In this regard, Malick is performing the function of the artist, of the poet during what Heidegger called ‘destitute times’, when the world is voided of mystery and depth, as language, thought and representation themselves are put to merely instrumental ends. Heidegger accorded to poetry and art an important and specifically restorative function. The poet’s task, as Heidegger insists in What Are Poets For? is to reveal what metaphysics has obscured: the presencing of Being through the use of evocative, poetic language.

The Addiction

“The pain and suffering — it’s all there. It’s there in the world, so it’s in the world of the movie.” — Abel Ferrara

From Austin Chronicle:

Ferrara’s universe argues for a kind of lapsed-Catholic existentialism in which the act of being human absolutely requires a personal relationship with evil (we are all addicted), but the act of being human also means that our power to reject evil must overcome our impulse to submit. Mere silence or acquiescence is collaboration with evil and in this sense it becomes impossible to cite one individual’s guilt for the My Lai massacre without also holding responsible an entire nation’s addiction to its war machinery and combat mentality.

The Human Condition

“All of my pictures, from a certain point on, are concerned with resisting entrenched power.” — Masaki Kobayashi

From Criterion:

“It’s not my fault that I’m Japanese . . . yet it’s my worst crime that I am!” The words are those of Kaji, hero of The Human Condition, but in their anguish and existential despair, they also speak for the film’s director, Masaki Kobayashi, whose own experience closely paralleled that of his protagonist. Like Kaji, Kobayashi found himself caught up, and unwillingly implicated, in his country’s wartime aggression. The Human Condition — nine and a half hours long, four years in the making — can be seen as one of the most monumental acts of personal expiation in all cinematic history.

Cemetery Man

“I’d give my life to be dead.” — Cemetery Man

From Zev Toledano:

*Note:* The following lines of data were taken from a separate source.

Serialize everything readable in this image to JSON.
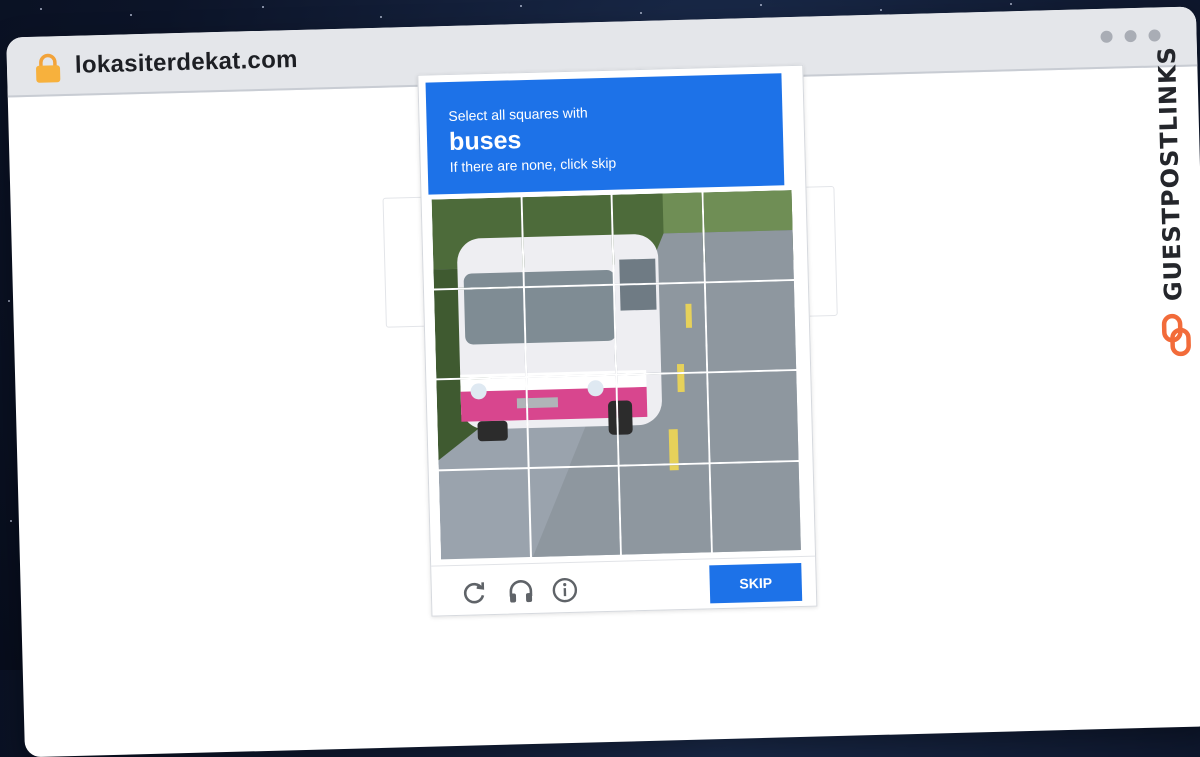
{
  "browser": {
    "url": "lokasiterdekat.com",
    "lock_icon": "lock-icon",
    "window_dots": 3
  },
  "captcha": {
    "instruction": "Select all squares with",
    "target": "buses",
    "hint": "If there are none, click skip",
    "grid_rows": 4,
    "grid_cols": 4,
    "controls": {
      "reload_icon": "reload-icon",
      "audio_icon": "headphones-icon",
      "info_icon": "info-icon",
      "skip_label": "SKIP"
    },
    "colors": {
      "accent": "#1d72e8"
    }
  },
  "brand": {
    "name": "GUESTPOSTLINKS",
    "icon": "chain-link-icon",
    "color": "#f26b3a"
  }
}
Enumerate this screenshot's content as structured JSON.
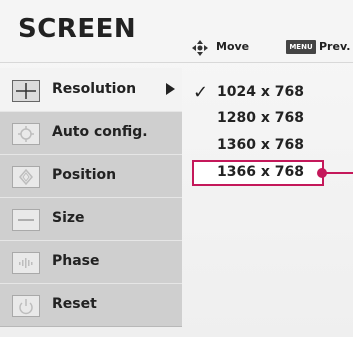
{
  "header": {
    "title": "SCREEN",
    "hints": [
      {
        "icon": "move-icon",
        "label": "Move"
      },
      {
        "key": "MENU",
        "label": "Prev."
      }
    ]
  },
  "menu": {
    "items": [
      {
        "id": "resolution",
        "label": "Resolution",
        "icon": "crosshair-icon",
        "selected": true,
        "has_submenu": true
      },
      {
        "id": "auto-config",
        "label": "Auto config.",
        "icon": "auto-config-icon"
      },
      {
        "id": "position",
        "label": "Position",
        "icon": "position-icon"
      },
      {
        "id": "size",
        "label": "Size",
        "icon": "size-icon"
      },
      {
        "id": "phase",
        "label": "Phase",
        "icon": "phase-icon"
      },
      {
        "id": "reset",
        "label": "Reset",
        "icon": "reset-icon"
      }
    ]
  },
  "resolution_options": {
    "selected_index": 0,
    "highlighted_index": 3,
    "items": [
      "1024 x 768",
      "1280 x 768",
      "1360 x 768",
      "1366 x 768"
    ],
    "check_mark": "✓"
  },
  "colors": {
    "highlight": "#c4185a",
    "panel_bg": "#f2f2f2",
    "menu_bg": "#cfcfcf"
  }
}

Soavi outdoes his mentor Argento with beautiful cinematography and style as well as a near-surrealistic plot. Unfortunately, he also suffers from Argento’s lack of coherency, dubbing jobs and mediocre acting. Dellamorte works in a cemetery where the dead come back to life after seven days and have to be sent back to the grave with a bullet (or other sharp object) in the head. His quirky, moronic assistant (who vomits on girls he loves) helps him keep this a secret so that they won’t lose their jobs. Things get out of hand as the assistant falls in love with the Mayor’s dead daughter’s decapitated head, and an accident involving a bus-load of boy scouts floods the cemetery with new bodies. The centerpiece is Dellamorte’s love interest who keeps coming back from the dead in different shapes and forms until he gets sick of love and death and tries to escape, leading to a provocative existentialist and surreal ending.